▸ **What is required**
Restate each entry below without changing a word.

□ □ □ □ □ □ □

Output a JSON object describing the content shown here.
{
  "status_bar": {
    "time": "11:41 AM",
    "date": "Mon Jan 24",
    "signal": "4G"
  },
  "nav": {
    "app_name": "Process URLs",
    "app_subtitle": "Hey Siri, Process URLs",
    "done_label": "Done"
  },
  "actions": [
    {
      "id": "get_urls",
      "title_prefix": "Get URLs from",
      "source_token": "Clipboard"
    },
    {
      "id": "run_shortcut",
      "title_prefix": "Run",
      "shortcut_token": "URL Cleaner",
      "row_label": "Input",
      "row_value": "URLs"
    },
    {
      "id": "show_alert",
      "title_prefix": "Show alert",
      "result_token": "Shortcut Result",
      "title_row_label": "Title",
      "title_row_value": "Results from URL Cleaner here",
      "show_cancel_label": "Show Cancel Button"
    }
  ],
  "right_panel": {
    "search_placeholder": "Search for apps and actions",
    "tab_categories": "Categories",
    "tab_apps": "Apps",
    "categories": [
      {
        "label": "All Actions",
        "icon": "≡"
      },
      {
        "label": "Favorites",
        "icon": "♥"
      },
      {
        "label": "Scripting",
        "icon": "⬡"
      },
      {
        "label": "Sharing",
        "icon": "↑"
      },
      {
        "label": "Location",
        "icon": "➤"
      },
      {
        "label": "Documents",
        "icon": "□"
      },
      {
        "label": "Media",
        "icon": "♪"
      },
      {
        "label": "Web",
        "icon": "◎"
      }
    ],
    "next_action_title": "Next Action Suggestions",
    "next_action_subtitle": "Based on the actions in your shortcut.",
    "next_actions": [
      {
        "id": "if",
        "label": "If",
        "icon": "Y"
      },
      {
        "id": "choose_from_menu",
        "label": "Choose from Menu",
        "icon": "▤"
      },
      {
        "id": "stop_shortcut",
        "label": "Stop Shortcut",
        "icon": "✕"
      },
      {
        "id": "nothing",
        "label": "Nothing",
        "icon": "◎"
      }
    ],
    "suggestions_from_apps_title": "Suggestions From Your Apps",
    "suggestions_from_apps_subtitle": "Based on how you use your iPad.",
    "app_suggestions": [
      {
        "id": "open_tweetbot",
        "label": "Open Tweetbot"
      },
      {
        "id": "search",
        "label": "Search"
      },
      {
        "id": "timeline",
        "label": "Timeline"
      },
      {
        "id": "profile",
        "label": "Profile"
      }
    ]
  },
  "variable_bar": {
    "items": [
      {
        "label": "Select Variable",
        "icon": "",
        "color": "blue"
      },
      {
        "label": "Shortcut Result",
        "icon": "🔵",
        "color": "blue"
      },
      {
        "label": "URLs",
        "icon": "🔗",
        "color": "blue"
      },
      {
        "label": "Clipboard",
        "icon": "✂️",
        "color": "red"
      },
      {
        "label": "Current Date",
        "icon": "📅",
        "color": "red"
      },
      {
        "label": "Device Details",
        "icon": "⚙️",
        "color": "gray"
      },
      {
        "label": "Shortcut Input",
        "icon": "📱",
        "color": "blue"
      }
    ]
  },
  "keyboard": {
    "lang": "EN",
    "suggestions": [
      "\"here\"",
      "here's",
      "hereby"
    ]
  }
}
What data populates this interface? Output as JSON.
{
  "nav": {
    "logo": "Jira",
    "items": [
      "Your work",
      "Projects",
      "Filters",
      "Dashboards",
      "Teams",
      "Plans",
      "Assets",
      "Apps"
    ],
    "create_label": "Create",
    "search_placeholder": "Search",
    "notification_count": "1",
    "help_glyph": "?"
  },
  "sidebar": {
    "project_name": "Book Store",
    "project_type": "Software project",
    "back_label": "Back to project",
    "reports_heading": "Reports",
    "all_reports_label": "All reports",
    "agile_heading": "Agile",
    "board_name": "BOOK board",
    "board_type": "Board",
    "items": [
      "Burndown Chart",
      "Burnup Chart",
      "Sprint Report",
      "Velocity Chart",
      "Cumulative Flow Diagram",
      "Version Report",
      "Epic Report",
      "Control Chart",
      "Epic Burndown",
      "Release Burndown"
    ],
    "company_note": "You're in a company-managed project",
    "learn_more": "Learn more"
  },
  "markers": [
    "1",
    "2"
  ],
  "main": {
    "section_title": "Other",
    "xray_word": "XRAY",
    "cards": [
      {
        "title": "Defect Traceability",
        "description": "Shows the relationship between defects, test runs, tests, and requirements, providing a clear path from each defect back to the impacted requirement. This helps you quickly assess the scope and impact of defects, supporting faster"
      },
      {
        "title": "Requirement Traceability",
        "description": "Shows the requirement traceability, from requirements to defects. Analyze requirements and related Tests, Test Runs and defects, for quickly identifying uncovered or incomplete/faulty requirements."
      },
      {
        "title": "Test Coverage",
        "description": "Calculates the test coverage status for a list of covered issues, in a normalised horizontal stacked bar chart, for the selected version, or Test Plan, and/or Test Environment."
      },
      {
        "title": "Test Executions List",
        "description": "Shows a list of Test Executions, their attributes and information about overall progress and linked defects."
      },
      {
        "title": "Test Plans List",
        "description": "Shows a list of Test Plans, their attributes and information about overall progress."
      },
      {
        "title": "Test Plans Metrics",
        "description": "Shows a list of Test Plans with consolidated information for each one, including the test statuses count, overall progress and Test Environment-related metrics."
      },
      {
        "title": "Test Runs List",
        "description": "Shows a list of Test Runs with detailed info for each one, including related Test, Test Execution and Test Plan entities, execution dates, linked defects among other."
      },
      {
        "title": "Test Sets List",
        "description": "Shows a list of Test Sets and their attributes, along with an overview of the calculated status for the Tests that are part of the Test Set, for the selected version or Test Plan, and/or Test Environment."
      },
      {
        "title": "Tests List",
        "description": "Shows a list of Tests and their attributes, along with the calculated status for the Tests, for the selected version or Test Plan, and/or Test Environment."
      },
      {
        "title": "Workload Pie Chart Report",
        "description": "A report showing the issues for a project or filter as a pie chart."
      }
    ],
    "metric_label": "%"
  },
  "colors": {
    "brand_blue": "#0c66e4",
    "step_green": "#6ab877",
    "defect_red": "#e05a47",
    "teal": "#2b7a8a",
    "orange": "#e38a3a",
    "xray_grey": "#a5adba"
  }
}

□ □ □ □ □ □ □

▸ **Written response**
Output a JSON object describing the content shown here.
{
  "status_bar": {
    "time": "11:41 AM",
    "date": "Mon Jan 24",
    "signal": "4G"
  },
  "nav": {
    "app_name": "Process URLs",
    "app_subtitle": "Hey Siri, Process URLs",
    "done_label": "Done"
  },
  "actions": [
    {
      "id": "get_urls",
      "title_prefix": "Get URLs from",
      "source_token": "Clipboard"
    },
    {
      "id": "run_shortcut",
      "title_prefix": "Run",
      "shortcut_token": "URL Cleaner",
      "row_label": "Input",
      "row_value": "URLs"
    },
    {
      "id": "show_alert",
      "title_prefix": "Show alert",
      "result_token": "Shortcut Result",
      "title_row_label": "Title",
      "title_row_value": "Results from URL Cleaner here",
      "show_cancel_label": "Show Cancel Button"
    }
  ],
  "right_panel": {
    "search_placeholder": "Search for apps and actions",
    "tab_categories": "Categories",
    "tab_apps": "Apps",
    "categories": [
      {
        "label": "All Actions",
        "icon": "≡"
      },
      {
        "label": "Favorites",
        "icon": "♥"
      },
      {
        "label": "Scripting",
        "icon": "⬡"
      },
      {
        "label": "Sharing",
        "icon": "↑"
      },
      {
        "label": "Location",
        "icon": "➤"
      },
      {
        "label": "Documents",
        "icon": "□"
      },
      {
        "label": "Media",
        "icon": "♪"
      },
      {
        "label": "Web",
        "icon": "◎"
      }
    ],
    "next_action_title": "Next Action Suggestions",
    "next_action_subtitle": "Based on the actions in your shortcut.",
    "next_actions": [
      {
        "id": "if",
        "label": "If",
        "icon": "Y"
      },
      {
        "id": "choose_from_menu",
        "label": "Choose from Menu",
        "icon": "▤"
      },
      {
        "id": "stop_shortcut",
        "label": "Stop Shortcut",
        "icon": "✕"
      },
      {
        "id": "nothing",
        "label": "Nothing",
        "icon": "◎"
      }
    ],
    "suggestions_from_apps_title": "Suggestions From Your Apps",
    "suggestions_from_apps_subtitle": "Based on how you use your iPad.",
    "app_suggestions": [
      {
        "id": "open_tweetbot",
        "label": "Open Tweetbot"
      },
      {
        "id": "search",
        "label": "Search"
      },
      {
        "id": "timeline",
        "label": "Timeline"
      },
      {
        "id": "profile",
        "label": "Profile"
      }
    ]
  },
  "variable_bar": {
    "items": [
      {
        "label": "Select Variable",
        "icon": "",
        "color": "blue"
      },
      {
        "label": "Shortcut Result",
        "icon": "🔵",
        "color": "blue"
      },
      {
        "label": "URLs",
        "icon": "🔗",
        "color": "blue"
      },
      {
        "label": "Clipboard",
        "icon": "✂️",
        "color": "red"
      },
      {
        "label": "Current Date",
        "icon": "📅",
        "color": "red"
      },
      {
        "label": "Device Details",
        "icon": "⚙️",
        "color": "gray"
      },
      {
        "label": "Shortcut Input",
        "icon": "📱",
        "color": "blue"
      }
    ]
  },
  "keyboard": {
    "lang": "EN",
    "suggestions": [
      "\"here\"",
      "here's",
      "hereby"
    ]
  }
}
What data populates this interface? Output as JSON.
{
  "nav": {
    "logo": "Jira",
    "items": [
      "Your work",
      "Projects",
      "Filters",
      "Dashboards",
      "Teams",
      "Plans",
      "Assets",
      "Apps"
    ],
    "create_label": "Create",
    "search_placeholder": "Search",
    "notification_count": "1",
    "help_glyph": "?"
  },
  "sidebar": {
    "project_name": "Book Store",
    "project_type": "Software project",
    "back_label": "Back to project",
    "reports_heading": "Reports",
    "all_reports_label": "All reports",
    "agile_heading": "Agile",
    "board_name": "BOOK board",
    "board_type": "Board",
    "items": [
      "Burndown Chart",
      "Burnup Chart",
      "Sprint Report",
      "Velocity Chart",
      "Cumulative Flow Diagram",
      "Version Report",
      "Epic Report",
      "Control Chart",
      "Epic Burndown",
      "Release Burndown"
    ],
    "company_note": "You're in a company-managed project",
    "learn_more": "Learn more"
  },
  "markers": [
    "1",
    "2"
  ],
  "main": {
    "section_title": "Other",
    "xray_word": "XRAY",
    "cards": [
      {
        "title": "Defect Traceability",
        "description": "Shows the relationship between defects, test runs, tests, and requirements, providing a clear path from each defect back to the impacted requirement. This helps you quickly assess the scope and impact of defects, supporting faster"
      },
      {
        "title": "Requirement Traceability",
        "description": "Shows the requirement traceability, from requirements to defects. Analyze requirements and related Tests, Test Runs and defects, for quickly identifying uncovered or incomplete/faulty requirements."
      },
      {
        "title": "Test Coverage",
        "description": "Calculates the test coverage status for a list of covered issues, in a normalised horizontal stacked bar chart, for the selected version, or Test Plan, and/or Test Environment."
      },
      {
        "title": "Test Executions List",
        "description": "Shows a list of Test Executions, their attributes and information about overall progress and linked defects."
      },
      {
        "title": "Test Plans List",
        "description": "Shows a list of Test Plans, their attributes and information about overall progress."
      },
      {
        "title": "Test Plans Metrics",
        "description": "Shows a list of Test Plans with consolidated information for each one, including the test statuses count, overall progress and Test Environment-related metrics."
      },
      {
        "title": "Test Runs List",
        "description": "Shows a list of Test Runs with detailed info for each one, including related Test, Test Execution and Test Plan entities, execution dates, linked defects among other."
      },
      {
        "title": "Test Sets List",
        "description": "Shows a list of Test Sets and their attributes, along with an overview of the calculated status for the Tests that are part of the Test Set, for the selected version or Test Plan, and/or Test Environment."
      },
      {
        "title": "Tests List",
        "description": "Shows a list of Tests and their attributes, along with the calculated status for the Tests, for the selected version or Test Plan, and/or Test Environment."
      },
      {
        "title": "Workload Pie Chart Report",
        "description": "A report showing the issues for a project or filter as a pie chart."
      }
    ],
    "metric_label": "%"
  },
  "colors": {
    "brand_blue": "#0c66e4",
    "step_green": "#6ab877",
    "defect_red": "#e05a47",
    "teal": "#2b7a8a",
    "orange": "#e38a3a",
    "xray_grey": "#a5adba"
  }
}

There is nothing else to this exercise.